AMD is absolutely correct. The safest bet is to use their heatsink-fan with the phase change material. It does an adequate job of cooling the CPU and runs the least risk of damaging the CPU during installation (which is real and elaborated on in my article How to Install an AMD Athlon or Duron Socket A Processor at http://duxcw.com/digest/Howto/cpu/socka/1.html). If you don’t use it and follow their procedures exactly (which are referenced in my article at http://duxcw.com/digest/Howto/cpu/socka/6.html), you will most likely void the 3-year warrantee.

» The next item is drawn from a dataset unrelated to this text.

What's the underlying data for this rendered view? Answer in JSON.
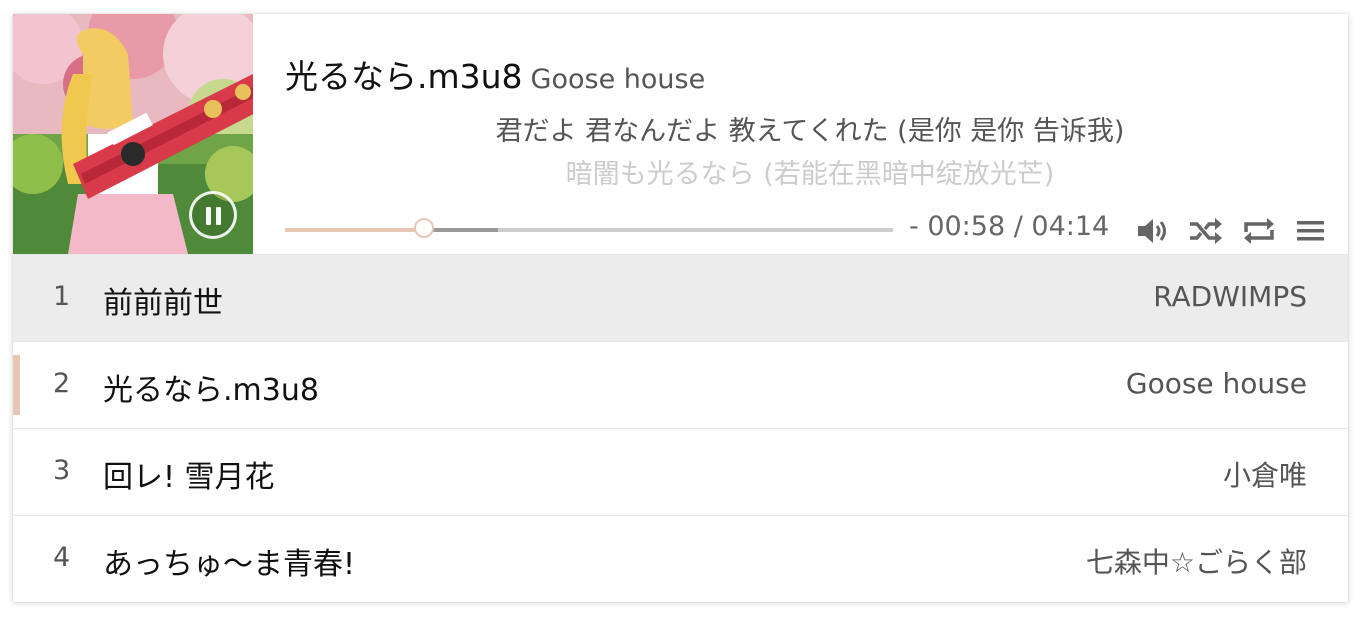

However, one cannot always (or I could not always) find the retail version AMD CPU package in stock, or (the retail version at the time was priced far higher than the cost of the OEM version plus a quality heatsink-fan). I used an OEM processor and different heat sink for the computer I used in the article I wrote on installing a heat sink with thermal grease because the retail version was not available from my vendor. The heat sink supplied by my vendor came with thermal grease. That computer has been working fine for just about a year. Coincidently, it is on my workbench right now to have a second hard disk drive installed. I just checked the CPU temperature reading and it is identical to what it was a year ago (http://duxcw.com/digest/Howto/cpu/socka/6.html): One side open: Ambient 20° C/68° F, Case 26° C/78° F, CPU 44°/111°. Which is very adequate for a 1.1 GHz Athlon. Contrary to what AMD may desire, one can use grease with AMD Athlon processors if one knows how to do it and uses care. I used OEM version of the AMD Palomino CPU and Thermaltake Volcano 5 heatsink-fans in my article How to Install the EpoX 8KHA+ Motherboard because, at the time, the retail version of that processor was priced out of sight as compared to the OEM version plus the Volcano 5.
There are heat ink-fans that do a better job of cooling than some recommended by AMD. I consider many of them vast overkill for the average computer. They, and Artic Silver, are popular among hobbyist that overcook (overclock) their CPUs. I do not overclock my CPU’s and strongly do not recommend it for reasons previously stated in this and the Computer Performance forums. This policy and recommendation comes from many years of experience running a computer shop and building and upgrading thousands of computes. AMD does not recommend overclocking their CPUs and doing so will probably void their warrantee. If you do not overclock your processor you do not need the extra cooling afforded by a Volcano 7 and Artic Silver. That is, the extra cooling would be nice, but you do not need it and should not, in my considered pinion, run the risk of damaging the processor and voiding the warrantee
BTW, I don’t know about the Valcano 7 but the Valcano 5 uses phase change material. If you use Artic Silver and the Valcano has the pad attached, you will probably have to remove the pad.
Although good cooling is very desirable and absolutely essential to avoid damaging an AMD Athlon processor, it is much over-emphasized on the Internet and to the point one might believe that the objective of some is to have the latest and greatest cooling contraption instead of using their computer and processor as it was designed. Much like the hot rod/dragster thing with giant motors and practically no body that can go from 0 to (what is now a days?) 250-300 miles per hour in 3 or 4(?) seconds (and burn-up thousands of dollars worth of tires in one run). An overclocked processor with a Volcano 7 can quickly become a set of those tires. Larry
P.S. Your case looks like a nice hovercraft, and much more than you need.